Before booking a stopover flight where you need to leave the airport, you should check that the country you're due to layover in is permitting Brits into the country and any entry requirements.
If you leave the airport during a stopover and for any reason and cannot get a test, you will need to speak to your airline to see if they will let you board the final leg of the flight. If this is permitted, you could be fined when landing back in the UK.
When driving, you should take the pre-departure test within a 72-hour window of arriving in the UK. It does not matter what country this is in, provided it's timely.
Don't go to the airport or try to board a ferry or Eurotunnel as you could infect others and you won't be allowed to travel home.

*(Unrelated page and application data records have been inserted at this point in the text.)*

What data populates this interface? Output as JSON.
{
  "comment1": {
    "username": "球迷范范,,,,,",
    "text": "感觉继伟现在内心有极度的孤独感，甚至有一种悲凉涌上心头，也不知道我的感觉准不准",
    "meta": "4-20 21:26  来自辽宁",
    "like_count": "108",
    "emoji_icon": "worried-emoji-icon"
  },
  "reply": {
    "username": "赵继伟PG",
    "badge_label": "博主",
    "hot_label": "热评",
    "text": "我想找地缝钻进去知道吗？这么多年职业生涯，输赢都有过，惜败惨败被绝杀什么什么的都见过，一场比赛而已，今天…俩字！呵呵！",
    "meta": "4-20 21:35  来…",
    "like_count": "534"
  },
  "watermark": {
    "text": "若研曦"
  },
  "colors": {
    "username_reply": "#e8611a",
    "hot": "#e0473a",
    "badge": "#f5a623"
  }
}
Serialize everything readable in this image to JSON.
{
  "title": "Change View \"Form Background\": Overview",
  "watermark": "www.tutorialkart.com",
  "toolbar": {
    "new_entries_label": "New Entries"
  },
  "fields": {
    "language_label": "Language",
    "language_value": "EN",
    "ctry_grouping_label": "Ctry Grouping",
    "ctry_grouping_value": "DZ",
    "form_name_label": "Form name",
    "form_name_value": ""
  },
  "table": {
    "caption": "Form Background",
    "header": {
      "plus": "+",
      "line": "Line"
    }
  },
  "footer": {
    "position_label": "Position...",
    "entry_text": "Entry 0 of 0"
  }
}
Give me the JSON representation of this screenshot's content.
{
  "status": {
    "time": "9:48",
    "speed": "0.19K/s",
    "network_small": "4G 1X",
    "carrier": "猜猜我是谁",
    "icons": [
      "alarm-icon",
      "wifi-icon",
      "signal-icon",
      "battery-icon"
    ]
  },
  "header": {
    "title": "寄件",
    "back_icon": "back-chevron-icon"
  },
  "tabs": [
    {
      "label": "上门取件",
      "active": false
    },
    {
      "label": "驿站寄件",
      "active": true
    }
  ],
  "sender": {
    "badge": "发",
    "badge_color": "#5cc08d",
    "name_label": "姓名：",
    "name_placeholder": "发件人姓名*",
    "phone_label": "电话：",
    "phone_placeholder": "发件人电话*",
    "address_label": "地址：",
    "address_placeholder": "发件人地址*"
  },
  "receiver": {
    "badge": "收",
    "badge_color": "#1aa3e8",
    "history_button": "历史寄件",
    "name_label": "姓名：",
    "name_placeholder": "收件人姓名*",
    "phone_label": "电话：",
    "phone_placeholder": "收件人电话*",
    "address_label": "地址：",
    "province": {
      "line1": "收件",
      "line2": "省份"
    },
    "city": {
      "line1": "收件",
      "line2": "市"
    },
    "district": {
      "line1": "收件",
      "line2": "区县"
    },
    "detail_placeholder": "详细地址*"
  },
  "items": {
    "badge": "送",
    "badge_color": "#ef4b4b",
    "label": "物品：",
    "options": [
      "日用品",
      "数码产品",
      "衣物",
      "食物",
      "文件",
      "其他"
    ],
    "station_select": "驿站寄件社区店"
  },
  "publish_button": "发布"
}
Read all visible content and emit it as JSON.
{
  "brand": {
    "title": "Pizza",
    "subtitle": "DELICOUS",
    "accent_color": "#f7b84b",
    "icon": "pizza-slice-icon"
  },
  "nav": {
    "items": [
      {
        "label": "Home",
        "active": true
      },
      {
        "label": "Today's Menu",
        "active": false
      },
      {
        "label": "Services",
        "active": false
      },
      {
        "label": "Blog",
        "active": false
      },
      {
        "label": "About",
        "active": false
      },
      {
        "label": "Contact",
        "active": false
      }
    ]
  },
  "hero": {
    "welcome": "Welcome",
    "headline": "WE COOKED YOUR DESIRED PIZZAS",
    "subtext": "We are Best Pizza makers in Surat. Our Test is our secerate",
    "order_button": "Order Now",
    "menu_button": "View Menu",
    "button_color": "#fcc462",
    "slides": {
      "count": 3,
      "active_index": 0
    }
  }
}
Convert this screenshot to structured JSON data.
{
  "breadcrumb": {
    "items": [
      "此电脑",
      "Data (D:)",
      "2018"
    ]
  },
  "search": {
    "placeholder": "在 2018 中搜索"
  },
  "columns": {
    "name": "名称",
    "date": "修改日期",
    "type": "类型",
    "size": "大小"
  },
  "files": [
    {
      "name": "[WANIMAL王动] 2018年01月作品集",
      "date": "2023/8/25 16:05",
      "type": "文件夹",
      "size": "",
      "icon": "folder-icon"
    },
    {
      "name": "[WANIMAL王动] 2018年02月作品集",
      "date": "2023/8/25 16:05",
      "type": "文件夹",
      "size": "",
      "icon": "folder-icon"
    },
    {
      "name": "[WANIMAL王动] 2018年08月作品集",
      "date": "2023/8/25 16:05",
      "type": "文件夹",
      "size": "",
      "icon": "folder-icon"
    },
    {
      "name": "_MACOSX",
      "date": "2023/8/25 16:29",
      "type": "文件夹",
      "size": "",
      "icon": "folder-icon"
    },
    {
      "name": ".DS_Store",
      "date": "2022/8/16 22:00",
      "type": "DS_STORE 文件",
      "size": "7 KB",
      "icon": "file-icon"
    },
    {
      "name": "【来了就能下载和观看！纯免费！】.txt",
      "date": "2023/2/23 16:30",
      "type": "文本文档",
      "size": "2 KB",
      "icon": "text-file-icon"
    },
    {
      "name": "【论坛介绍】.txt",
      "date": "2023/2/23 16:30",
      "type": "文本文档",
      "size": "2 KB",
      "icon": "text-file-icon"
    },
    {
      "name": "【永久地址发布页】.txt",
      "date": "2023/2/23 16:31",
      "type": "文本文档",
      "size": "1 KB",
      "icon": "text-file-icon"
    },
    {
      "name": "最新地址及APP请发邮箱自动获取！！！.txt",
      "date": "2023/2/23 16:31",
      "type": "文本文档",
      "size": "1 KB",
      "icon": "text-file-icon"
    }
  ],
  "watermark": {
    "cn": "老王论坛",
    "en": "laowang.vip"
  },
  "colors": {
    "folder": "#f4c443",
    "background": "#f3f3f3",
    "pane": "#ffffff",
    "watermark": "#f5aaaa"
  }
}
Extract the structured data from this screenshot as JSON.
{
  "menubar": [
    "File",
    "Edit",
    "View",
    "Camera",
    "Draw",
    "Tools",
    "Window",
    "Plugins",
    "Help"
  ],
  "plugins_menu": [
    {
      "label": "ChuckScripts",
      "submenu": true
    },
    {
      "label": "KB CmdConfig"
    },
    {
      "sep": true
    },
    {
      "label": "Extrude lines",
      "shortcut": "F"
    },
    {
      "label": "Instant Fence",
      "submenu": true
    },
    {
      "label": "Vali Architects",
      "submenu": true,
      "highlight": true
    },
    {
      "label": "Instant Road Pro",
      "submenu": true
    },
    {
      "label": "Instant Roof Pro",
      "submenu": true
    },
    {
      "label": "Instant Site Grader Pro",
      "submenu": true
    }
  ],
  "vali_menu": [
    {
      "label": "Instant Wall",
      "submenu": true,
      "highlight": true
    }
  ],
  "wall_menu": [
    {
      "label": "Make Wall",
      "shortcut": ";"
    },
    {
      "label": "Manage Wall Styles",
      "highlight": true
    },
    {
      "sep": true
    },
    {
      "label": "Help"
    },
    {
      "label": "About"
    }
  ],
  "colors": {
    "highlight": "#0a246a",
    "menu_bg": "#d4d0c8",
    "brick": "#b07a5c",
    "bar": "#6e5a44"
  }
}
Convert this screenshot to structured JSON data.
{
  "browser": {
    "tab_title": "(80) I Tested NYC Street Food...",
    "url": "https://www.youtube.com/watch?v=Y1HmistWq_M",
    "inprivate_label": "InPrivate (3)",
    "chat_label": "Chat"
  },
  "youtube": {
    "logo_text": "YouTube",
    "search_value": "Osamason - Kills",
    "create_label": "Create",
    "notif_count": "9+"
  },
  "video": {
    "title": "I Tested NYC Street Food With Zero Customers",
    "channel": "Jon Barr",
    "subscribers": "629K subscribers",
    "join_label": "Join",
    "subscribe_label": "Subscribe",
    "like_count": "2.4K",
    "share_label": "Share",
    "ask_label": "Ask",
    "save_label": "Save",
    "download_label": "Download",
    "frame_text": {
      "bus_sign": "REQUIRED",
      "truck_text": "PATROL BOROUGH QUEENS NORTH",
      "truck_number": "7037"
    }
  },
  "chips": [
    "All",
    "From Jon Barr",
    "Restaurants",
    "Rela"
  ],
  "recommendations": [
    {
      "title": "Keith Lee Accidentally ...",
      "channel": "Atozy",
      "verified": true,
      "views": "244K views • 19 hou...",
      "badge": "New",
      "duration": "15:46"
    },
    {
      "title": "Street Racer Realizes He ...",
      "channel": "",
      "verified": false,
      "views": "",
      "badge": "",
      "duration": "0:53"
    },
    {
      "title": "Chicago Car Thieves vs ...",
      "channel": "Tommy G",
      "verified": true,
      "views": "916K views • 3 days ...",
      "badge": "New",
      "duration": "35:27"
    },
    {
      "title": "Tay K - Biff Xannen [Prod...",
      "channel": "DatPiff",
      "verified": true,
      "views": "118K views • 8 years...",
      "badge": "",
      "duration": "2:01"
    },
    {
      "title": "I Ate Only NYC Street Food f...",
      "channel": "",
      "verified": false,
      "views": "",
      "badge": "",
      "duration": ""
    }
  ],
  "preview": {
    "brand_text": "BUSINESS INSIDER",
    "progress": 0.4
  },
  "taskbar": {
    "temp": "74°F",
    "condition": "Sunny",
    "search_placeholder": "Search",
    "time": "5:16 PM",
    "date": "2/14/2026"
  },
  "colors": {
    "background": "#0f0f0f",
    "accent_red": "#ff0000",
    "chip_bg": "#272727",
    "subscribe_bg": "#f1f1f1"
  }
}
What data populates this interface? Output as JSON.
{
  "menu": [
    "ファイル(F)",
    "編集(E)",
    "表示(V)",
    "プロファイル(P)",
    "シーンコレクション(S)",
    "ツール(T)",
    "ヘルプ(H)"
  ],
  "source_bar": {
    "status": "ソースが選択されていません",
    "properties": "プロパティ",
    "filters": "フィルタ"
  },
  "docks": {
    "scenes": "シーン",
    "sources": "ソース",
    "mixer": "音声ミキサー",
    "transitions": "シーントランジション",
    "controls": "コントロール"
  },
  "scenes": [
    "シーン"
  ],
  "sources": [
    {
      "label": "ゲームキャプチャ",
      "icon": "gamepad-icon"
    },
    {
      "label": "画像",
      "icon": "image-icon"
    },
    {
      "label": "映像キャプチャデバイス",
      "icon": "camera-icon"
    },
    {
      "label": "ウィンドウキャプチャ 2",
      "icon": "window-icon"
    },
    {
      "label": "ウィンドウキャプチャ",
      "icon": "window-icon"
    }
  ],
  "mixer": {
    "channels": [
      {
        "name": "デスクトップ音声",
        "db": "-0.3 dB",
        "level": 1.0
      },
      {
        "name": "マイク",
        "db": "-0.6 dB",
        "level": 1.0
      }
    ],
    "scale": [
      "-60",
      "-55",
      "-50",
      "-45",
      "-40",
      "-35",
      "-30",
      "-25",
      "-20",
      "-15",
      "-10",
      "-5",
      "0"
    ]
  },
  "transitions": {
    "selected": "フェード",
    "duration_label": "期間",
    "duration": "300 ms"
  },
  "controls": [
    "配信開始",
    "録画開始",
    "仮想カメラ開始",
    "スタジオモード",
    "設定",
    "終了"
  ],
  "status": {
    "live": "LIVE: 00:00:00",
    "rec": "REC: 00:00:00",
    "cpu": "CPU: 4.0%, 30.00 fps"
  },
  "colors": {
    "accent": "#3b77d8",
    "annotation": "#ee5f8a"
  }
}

What to do will vary by country. For a good starting point, find for the specific country you are in on the government website. Locate the 'Coronavirus' tab or the section about healthcare to find advice. This will help you locate a Covid helpline or a private healthcare provider. If you're in a hotel you could phone reception for help - do not leave your hotel room. If you are already en route in the car, you should find the correct number to call on the government website. .
Remember though that your European Health Insurance Card (Ehic) or Global Health Insurance Card ( covers state healthcare only. You will be responsible for the cost of any treatment provided by a private doctor or hospital. This is why it's important to find a decent insurance provider when booking a holiday and ensure you'll be covered in this scenario.
This varies by country. For example in Greece, the Greek Authorities pay for you to quarantine. However in many countries you will have to cover the cost of this yourself. Even if the hotel is covered, you may have to pay for all other associated costs such as food. Make sure you have insurance to cover this scenario.
Evidence of prior infection does not remove the requirement to provide a negative pre-departure test to travel. The government advises online: 'If you have recently recovered from Covid but are no longer infectious, you should use a lateral flow device test. Lateral flow device tests have a lower sensitivity than PCR or LAMP tests, so they are less likely to return a positive result from a historic infection.'
If you continue to test positive you will have to remain in that country until you can provide a negative result. You should take out travel insurance prior to travel that will cover you for additional accommodation and flight expenses caused by testing positive while abroad. See advice on the .
You must pre-book so that the tests are waiting for you back home. . Before you return to the UK you will need to fill in a pre-departure form which will ask for booking reference numbers for the Covid-19 tests you plan to take once back in the UK.
Book these through any provider as long as they are UKAS accredited and their tests meet minimum requirements. A good place to start to find a credible provider is by reading and the . You could also book them through high street stores such as Boots. Find out the .
In England, if you aren't vaccinated and you return from an amber list country, you must self-isolate for 10 days. However, under the you can choose to pay for a private Covid-19 test on day five. If the result is negative (and the result of your day two test result was negative or inconclusive) you can end your quarantine.
This scheme is not available in Scotland, Wales or Northern Ireland.
Children under five do not need to take a day two or eight test.
If a person tests positive in a specific compartment or cabin on the plane, then the entire compartment will be contact traced.
No, you do not need to self-isolate while waiting for your day two results. If your result comes back positive, you will then need to.